Elizabeth, 96, turned seven decades old on the throne in February and will be held from June 2 to 5, with nationwide events to celebrate her Platinum Jubilee, a Thanksgiving service and a concert outside Buckingham Palace.
In Parliament on Thursday, politicians will pay their respects to the Queen in a “humble speech” with an open debate by Johnson.
“Today we pay tribute to a head of state whose service to service and dedication to duty are not just parallel,” Johnson was quoted as saying by his office.
“Most of us in this country know only one king and in all that has thrown us over the last 70 years is the rock that our nation and our people have anchored.”
Elizabeth became the Queen of the United Kingdom and became the Queen of more than a dozen other states, including Canada, Australia and New Zealand, on the death of her father, King George VI, on February 6, 1952, while she was on an international tour of Kenya.
Johnson said the United Kingdom and the Commonwealth of Nations, a group of 54 countries whose queen is also the head, not the institution but the crowned person, would be silent in the celebration.
“This wonderful woman who has led her country through good and bad times by God and her authority,” she says. “For the people who have sacrificed their lives, for their beloved Commonwealth, for the idea of what a constitutional monarchy can and should be.”
The four-day celebration will begin next Thursday with a traditional ‘Trooping the Color’ military parade in central London and will include a service at London’s St Paul’s Cathedral on Friday, a concert outside Buckingham Palace the next day and a competition through a competition.
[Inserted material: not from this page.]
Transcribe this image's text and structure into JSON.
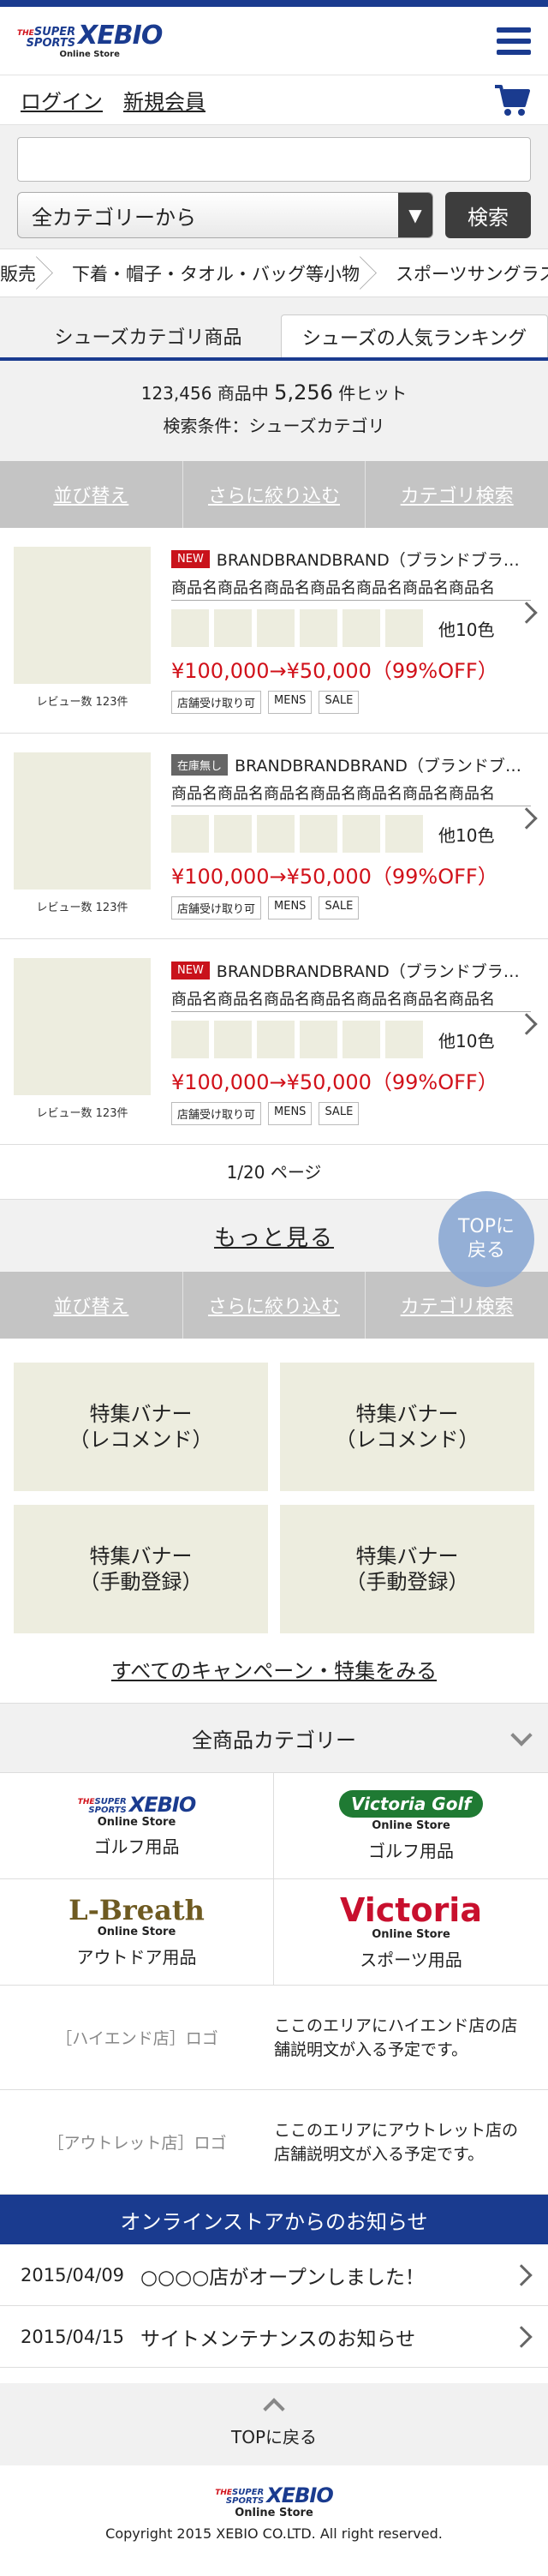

The British capital on Sunday.
(Except for the title, this story was not edited by NDTV staff and was published from a syndicated feed.)